> _ASSIGNMENT_
Reproduce the records in full. Alter nothing.

> _MATERIAL FOR THIS TASK_
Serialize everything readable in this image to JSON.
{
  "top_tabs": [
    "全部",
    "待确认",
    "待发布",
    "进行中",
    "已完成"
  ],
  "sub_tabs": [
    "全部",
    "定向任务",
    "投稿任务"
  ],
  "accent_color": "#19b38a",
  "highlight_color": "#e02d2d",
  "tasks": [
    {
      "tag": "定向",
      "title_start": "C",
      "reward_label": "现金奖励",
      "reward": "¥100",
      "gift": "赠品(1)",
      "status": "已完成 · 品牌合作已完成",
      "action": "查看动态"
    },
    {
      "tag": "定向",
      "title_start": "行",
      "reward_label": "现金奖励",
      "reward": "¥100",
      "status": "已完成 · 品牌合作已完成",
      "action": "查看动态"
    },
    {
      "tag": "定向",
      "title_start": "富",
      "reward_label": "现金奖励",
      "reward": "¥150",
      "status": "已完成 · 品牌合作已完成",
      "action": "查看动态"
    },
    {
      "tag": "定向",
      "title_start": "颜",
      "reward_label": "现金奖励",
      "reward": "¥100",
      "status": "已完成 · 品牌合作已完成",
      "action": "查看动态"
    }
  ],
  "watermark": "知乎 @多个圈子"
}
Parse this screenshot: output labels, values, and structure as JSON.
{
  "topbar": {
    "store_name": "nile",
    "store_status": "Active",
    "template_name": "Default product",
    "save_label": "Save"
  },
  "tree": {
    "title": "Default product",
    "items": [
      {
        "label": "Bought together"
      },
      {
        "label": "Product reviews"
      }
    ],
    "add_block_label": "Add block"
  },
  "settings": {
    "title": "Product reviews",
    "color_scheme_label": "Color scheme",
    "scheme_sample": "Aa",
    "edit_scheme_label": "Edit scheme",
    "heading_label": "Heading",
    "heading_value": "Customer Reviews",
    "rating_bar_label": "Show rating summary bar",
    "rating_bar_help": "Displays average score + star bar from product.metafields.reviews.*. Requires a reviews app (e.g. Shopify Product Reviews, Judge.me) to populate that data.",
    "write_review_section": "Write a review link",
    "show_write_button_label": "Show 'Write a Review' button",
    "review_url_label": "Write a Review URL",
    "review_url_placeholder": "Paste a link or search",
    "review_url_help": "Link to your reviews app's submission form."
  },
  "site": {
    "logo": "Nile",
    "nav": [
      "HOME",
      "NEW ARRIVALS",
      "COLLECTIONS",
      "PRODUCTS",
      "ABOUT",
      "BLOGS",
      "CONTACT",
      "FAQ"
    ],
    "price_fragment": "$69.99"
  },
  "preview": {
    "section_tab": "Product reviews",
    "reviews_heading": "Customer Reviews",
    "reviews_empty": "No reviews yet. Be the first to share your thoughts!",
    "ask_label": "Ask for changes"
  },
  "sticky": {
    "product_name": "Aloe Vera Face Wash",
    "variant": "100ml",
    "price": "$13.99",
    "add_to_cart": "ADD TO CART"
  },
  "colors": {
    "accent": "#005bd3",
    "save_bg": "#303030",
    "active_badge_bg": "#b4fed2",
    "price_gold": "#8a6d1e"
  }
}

> _ANSWER BELOW_
Serialize everything readable in this image to JSON.
{
  "top_tabs": [
    "全部",
    "待确认",
    "待发布",
    "进行中",
    "已完成"
  ],
  "sub_tabs": [
    "全部",
    "定向任务",
    "投稿任务"
  ],
  "accent_color": "#19b38a",
  "highlight_color": "#e02d2d",
  "tasks": [
    {
      "tag": "定向",
      "title_start": "C",
      "reward_label": "现金奖励",
      "reward": "¥100",
      "gift": "赠品(1)",
      "status": "已完成 · 品牌合作已完成",
      "action": "查看动态"
    },
    {
      "tag": "定向",
      "title_start": "行",
      "reward_label": "现金奖励",
      "reward": "¥100",
      "status": "已完成 · 品牌合作已完成",
      "action": "查看动态"
    },
    {
      "tag": "定向",
      "title_start": "富",
      "reward_label": "现金奖励",
      "reward": "¥150",
      "status": "已完成 · 品牌合作已完成",
      "action": "查看动态"
    },
    {
      "tag": "定向",
      "title_start": "颜",
      "reward_label": "现金奖励",
      "reward": "¥100",
      "status": "已完成 · 品牌合作已完成",
      "action": "查看动态"
    }
  ],
  "watermark": "知乎 @多个圈子"
}
Parse this screenshot: output labels, values, and structure as JSON.
{
  "topbar": {
    "store_name": "nile",
    "store_status": "Active",
    "template_name": "Default product",
    "save_label": "Save"
  },
  "tree": {
    "title": "Default product",
    "items": [
      {
        "label": "Bought together"
      },
      {
        "label": "Product reviews"
      }
    ],
    "add_block_label": "Add block"
  },
  "settings": {
    "title": "Product reviews",
    "color_scheme_label": "Color scheme",
    "scheme_sample": "Aa",
    "edit_scheme_label": "Edit scheme",
    "heading_label": "Heading",
    "heading_value": "Customer Reviews",
    "rating_bar_label": "Show rating summary bar",
    "rating_bar_help": "Displays average score + star bar from product.metafields.reviews.*. Requires a reviews app (e.g. Shopify Product Reviews, Judge.me) to populate that data.",
    "write_review_section": "Write a review link",
    "show_write_button_label": "Show 'Write a Review' button",
    "review_url_label": "Write a Review URL",
    "review_url_placeholder": "Paste a link or search",
    "review_url_help": "Link to your reviews app's submission form."
  },
  "site": {
    "logo": "Nile",
    "nav": [
      "HOME",
      "NEW ARRIVALS",
      "COLLECTIONS",
      "PRODUCTS",
      "ABOUT",
      "BLOGS",
      "CONTACT",
      "FAQ"
    ],
    "price_fragment": "$69.99"
  },
  "preview": {
    "section_tab": "Product reviews",
    "reviews_heading": "Customer Reviews",
    "reviews_empty": "No reviews yet. Be the first to share your thoughts!",
    "ask_label": "Ask for changes"
  },
  "sticky": {
    "product_name": "Aloe Vera Face Wash",
    "variant": "100ml",
    "price": "$13.99",
    "add_to_cart": "ADD TO CART"
  },
  "colors": {
    "accent": "#005bd3",
    "save_bg": "#303030",
    "active_badge_bg": "#b4fed2",
    "price_gold": "#8a6d1e"
  }
}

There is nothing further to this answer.